What is sensorineural hearing loss article?
Sensorineural hearing loss results from damage to the hair cells within the inner ear, the vestibulocochlear nerve, or the brain’s central processing centers. This differs from a conductive hearing loss, which results from the inability of sound waves to reach the inner ear.
What is conductive hearing?
About Conductive Hearing Loss A conductive hearing loss happens when sounds cannot get through the outer and middle ear. It may be hard to hear soft sounds. Louder sounds may be muffled.
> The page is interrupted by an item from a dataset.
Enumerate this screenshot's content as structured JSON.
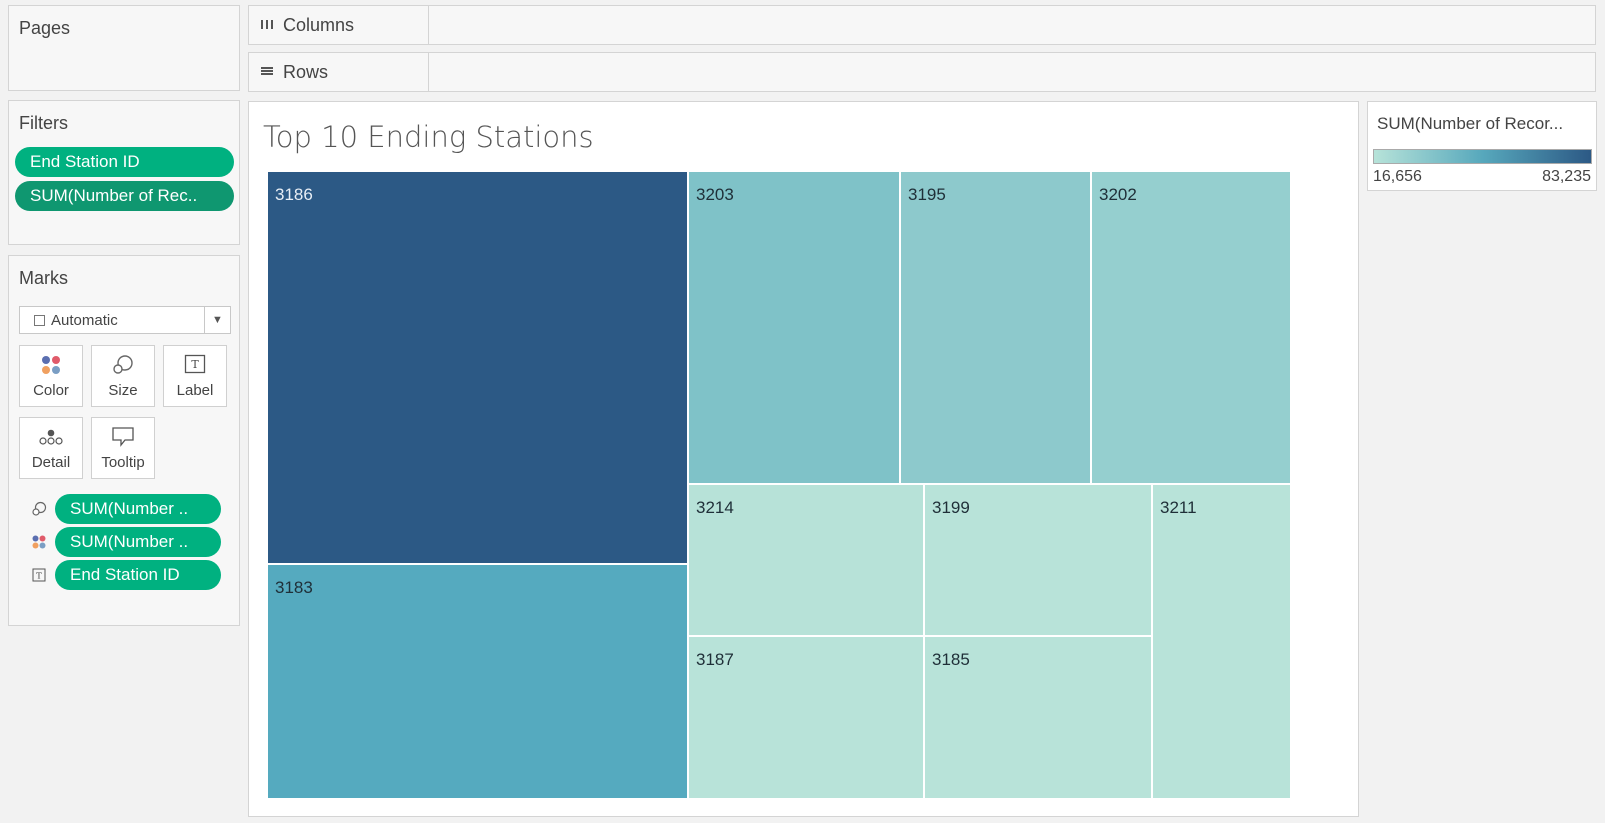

Medicine or surgery can often fix this type of hearing loss.
What happens in sensorineural hearing loss?
Sensorineural hearing loss, or SNHL, happens after inner ear damage. Problems with the nerve pathways from your inner ear to your brain can also cause SNHL. Soft sounds may be hard to hear. Even louder sounds may be unclear or may sound muffled.
What causes neurosensory hearing loss?
Sensorineural hearing loss (SNHL) is caused by damage to the structures in your inner ear or your auditory nerve. It is the cause of more than 90 percentof hearing loss in adults. Common causes of SNHL include exposure to loud noises, genetic factors, or the natural aging process.
What is the medical dictionary definition of hypoacusis?
Once all eligible charts had been selected, we reviewed them for each patient’s age, sex, degree of hypoacusis, and type of prosthesis. Sudden hypoacusis is defined as a sensorineural hearing loss of rapid progression and unknown etiology that can progress to severe deafness.
How is hypoacusis related to hearing loss in children?
Hypoacusis was found as a factor present in the family, which substantiates the risk of hearing loss in children due to genetic factors, as well as delayed language that can be associated to hearing losses and unspecified neurological pathology.
What does sudden hypoacusis and facial paralysis mean?
We evaluated a 64-year-old woman who presented with long-standing and progressive left hypoacusis and facial paralysis. The term sudden hypoacusis describes a hearing loss of rapid onset and unknown origin that can progress to severe deafness.
How many cases of sudden hypoacusis are there?
The term sudden hypoacusis describes a hearing loss of rapid onset and unknown origin that can progress to severe deafness. * There were 13 vestibular and auditory complaints: 8 cases of dizziness (34.8%), 3 of vertigo (13.0%), and 2 of hypoacusis (8.7%).